FX's "The Old Man" has not pulled any punches when it comes to visceral brutal action sequences. And for the show's lead star, Jeff Bridges, that was actually an intentionally crafted aspect of the series. For the legendary actor, he wanted his audience not only to view the realistic fighting scenes but also to feel like a part of it. Not only that but the sequences themselves were designed like that right from the get-go by co-creator Jonathan E. Steinberg.

"That was all in the script," Bridges told Empire in 2022. "John Steinberg wrote a wonderful script based on a book by Thomas Perry. What you mentioned about the quality of the fighting and how real that seems, that's something as an actor I always aspire to – to make it feel as real as possible, let the audience feel like a fly on the wall watching this thing happen."

"The Old Man" certainly lives up to that promise for a lot of viewers and critics, and the show's first season was widely well-received for Bridges' performance and its action sequences. However, Bridges also has a lot of love for another facet of constructing realistic and engaging action sequences: the stunt department.

Bridges credits the stunt experts on The Old Man for its realism

During his interview with Empire, Jeff Bridges not only credited Jonathan E. Steinberg for his writing on the action scenes for "The Old Man" but also stunt coordinators Timothy Connolly and stunt double Tommy DuPont. Bridges has worked with the latter on other films such as "Seventh Son," but the duo has years of experience working in the business. For Bridges, their knowledge was key to making the action sequences in "The Old Man" work as well as they did, especially to give it that single-take style.
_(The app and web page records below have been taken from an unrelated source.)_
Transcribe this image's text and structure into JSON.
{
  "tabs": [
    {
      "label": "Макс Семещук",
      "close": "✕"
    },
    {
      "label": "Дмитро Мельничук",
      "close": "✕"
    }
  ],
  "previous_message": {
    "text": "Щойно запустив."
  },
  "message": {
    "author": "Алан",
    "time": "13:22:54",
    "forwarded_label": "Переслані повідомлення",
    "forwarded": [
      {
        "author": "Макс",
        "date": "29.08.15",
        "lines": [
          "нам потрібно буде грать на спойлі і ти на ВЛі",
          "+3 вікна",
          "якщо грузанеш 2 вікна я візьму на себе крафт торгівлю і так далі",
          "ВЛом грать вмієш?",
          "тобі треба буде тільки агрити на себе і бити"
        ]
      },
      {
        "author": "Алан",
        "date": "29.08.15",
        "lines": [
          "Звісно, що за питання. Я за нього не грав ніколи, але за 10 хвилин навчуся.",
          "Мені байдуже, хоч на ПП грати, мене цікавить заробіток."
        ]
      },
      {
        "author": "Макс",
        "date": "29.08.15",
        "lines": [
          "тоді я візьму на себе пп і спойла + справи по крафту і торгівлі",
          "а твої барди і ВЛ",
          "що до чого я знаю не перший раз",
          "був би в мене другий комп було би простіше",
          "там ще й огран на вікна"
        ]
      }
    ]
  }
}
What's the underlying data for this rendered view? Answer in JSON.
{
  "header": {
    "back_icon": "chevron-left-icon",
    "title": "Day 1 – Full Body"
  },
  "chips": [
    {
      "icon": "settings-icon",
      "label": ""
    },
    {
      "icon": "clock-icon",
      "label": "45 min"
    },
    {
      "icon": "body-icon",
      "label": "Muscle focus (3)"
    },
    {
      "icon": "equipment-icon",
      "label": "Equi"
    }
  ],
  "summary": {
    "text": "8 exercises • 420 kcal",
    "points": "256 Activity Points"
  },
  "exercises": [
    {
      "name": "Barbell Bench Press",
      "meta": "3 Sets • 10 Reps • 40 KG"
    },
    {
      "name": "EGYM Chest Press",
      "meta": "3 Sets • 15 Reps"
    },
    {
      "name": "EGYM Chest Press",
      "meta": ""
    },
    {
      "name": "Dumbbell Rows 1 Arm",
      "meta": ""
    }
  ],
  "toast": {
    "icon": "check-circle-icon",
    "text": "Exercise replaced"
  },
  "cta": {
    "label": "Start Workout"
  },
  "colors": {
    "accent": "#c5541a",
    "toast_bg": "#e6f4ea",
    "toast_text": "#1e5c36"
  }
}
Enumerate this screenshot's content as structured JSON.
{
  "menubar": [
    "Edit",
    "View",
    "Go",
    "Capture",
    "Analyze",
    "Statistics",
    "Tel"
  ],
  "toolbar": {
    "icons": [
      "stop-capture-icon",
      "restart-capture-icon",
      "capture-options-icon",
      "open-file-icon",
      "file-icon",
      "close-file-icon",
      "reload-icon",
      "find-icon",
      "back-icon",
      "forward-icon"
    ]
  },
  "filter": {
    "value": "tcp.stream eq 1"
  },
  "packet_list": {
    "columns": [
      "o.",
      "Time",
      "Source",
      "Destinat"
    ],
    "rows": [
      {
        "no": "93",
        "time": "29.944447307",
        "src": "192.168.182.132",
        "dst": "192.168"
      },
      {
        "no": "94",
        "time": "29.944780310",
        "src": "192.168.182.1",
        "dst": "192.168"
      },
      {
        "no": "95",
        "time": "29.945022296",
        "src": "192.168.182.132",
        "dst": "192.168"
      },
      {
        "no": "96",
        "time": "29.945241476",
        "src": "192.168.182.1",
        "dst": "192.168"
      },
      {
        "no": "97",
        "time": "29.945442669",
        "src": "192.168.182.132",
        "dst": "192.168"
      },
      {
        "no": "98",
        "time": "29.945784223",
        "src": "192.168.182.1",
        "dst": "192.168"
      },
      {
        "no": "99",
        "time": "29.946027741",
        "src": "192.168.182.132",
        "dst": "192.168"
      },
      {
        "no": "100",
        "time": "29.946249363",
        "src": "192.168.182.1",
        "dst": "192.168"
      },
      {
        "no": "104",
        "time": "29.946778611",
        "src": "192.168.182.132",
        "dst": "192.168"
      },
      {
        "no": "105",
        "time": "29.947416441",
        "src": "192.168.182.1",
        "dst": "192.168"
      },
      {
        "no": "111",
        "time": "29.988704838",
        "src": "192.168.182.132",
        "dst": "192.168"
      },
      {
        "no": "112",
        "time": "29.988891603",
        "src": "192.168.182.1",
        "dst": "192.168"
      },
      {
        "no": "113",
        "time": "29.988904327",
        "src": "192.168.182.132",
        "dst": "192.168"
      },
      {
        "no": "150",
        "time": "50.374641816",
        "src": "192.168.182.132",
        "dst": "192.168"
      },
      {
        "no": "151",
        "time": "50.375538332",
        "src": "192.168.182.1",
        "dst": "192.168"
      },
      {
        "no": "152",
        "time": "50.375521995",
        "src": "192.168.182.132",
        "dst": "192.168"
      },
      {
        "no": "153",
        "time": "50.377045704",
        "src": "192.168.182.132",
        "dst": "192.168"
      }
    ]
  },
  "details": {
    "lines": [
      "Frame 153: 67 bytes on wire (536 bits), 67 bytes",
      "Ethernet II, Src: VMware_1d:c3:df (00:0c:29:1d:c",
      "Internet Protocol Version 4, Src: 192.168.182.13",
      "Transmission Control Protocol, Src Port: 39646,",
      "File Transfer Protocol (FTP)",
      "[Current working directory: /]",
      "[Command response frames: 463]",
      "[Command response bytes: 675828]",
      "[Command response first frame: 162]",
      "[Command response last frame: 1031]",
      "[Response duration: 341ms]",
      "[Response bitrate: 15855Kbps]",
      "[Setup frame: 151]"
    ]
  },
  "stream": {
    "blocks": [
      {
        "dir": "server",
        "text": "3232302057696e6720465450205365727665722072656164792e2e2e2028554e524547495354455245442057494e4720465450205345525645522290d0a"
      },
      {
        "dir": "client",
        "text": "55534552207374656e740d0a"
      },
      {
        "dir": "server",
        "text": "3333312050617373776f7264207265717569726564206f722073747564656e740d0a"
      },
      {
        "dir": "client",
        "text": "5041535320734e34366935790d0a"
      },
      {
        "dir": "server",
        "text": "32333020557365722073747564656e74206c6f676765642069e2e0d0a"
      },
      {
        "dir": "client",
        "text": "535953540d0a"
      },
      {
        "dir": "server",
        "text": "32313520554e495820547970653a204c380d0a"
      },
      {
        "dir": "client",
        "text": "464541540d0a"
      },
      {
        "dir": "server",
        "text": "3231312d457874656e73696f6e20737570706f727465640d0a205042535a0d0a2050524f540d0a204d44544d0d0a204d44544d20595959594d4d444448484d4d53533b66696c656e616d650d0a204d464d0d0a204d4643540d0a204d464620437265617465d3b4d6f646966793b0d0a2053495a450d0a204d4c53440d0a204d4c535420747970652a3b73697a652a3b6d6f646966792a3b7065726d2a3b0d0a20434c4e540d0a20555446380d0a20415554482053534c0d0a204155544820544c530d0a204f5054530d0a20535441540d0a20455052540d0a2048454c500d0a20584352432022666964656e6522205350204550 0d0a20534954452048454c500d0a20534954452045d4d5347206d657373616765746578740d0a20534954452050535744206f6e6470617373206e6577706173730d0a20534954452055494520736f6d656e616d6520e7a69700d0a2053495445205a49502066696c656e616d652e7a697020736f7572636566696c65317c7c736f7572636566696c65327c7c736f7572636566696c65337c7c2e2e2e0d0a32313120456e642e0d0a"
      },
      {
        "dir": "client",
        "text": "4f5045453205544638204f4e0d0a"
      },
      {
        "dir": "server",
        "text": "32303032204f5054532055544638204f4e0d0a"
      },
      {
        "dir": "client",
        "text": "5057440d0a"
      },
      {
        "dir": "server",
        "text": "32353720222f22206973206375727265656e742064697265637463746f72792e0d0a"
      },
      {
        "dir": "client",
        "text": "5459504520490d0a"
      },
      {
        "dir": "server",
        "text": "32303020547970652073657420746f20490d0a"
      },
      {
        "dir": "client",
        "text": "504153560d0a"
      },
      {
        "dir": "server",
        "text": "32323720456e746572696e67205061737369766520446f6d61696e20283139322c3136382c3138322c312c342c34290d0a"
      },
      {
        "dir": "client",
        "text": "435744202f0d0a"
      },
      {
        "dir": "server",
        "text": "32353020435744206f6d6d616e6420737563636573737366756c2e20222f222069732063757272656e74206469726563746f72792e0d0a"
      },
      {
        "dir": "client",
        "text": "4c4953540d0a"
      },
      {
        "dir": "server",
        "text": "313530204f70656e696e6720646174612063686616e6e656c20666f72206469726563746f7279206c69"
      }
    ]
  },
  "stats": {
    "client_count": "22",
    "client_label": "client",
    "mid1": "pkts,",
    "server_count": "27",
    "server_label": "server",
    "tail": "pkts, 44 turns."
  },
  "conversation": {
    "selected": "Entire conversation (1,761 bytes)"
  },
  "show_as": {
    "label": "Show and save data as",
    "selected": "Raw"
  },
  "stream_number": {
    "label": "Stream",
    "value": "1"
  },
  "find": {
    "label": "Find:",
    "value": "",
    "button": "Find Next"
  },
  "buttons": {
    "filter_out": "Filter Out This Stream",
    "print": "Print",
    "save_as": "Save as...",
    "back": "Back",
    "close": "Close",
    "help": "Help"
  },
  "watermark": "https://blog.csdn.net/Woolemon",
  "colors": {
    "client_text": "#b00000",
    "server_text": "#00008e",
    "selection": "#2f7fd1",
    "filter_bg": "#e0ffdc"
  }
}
"And we have these stunt experts, Timothy Connolly and Tommy DuPont, the guy I've worked with a lot in movies," Bridges said. "I asked him, 'What's the state of the art [with] fight scenes? Because I'm not aware of that.' And he said, 'Well, I don't want to be immodest, but it's a show that I worked on.' I said, 'What was that?' And he said 'Atomic Blonde.' That fight scene on the stairs, what they can do now, making it all feel like one take... I said, 'Oh, well I'm in good hands.'"

Stunt performers and coordinators are often the unsung heroes of any production, especially in the action genre, so Bridges' praise of DuPont and Connolly is admirable. In fact, it's definitely hard to imagine that shows like "The Old Man" would work at all without their and other stunt workers' invaluable contributions.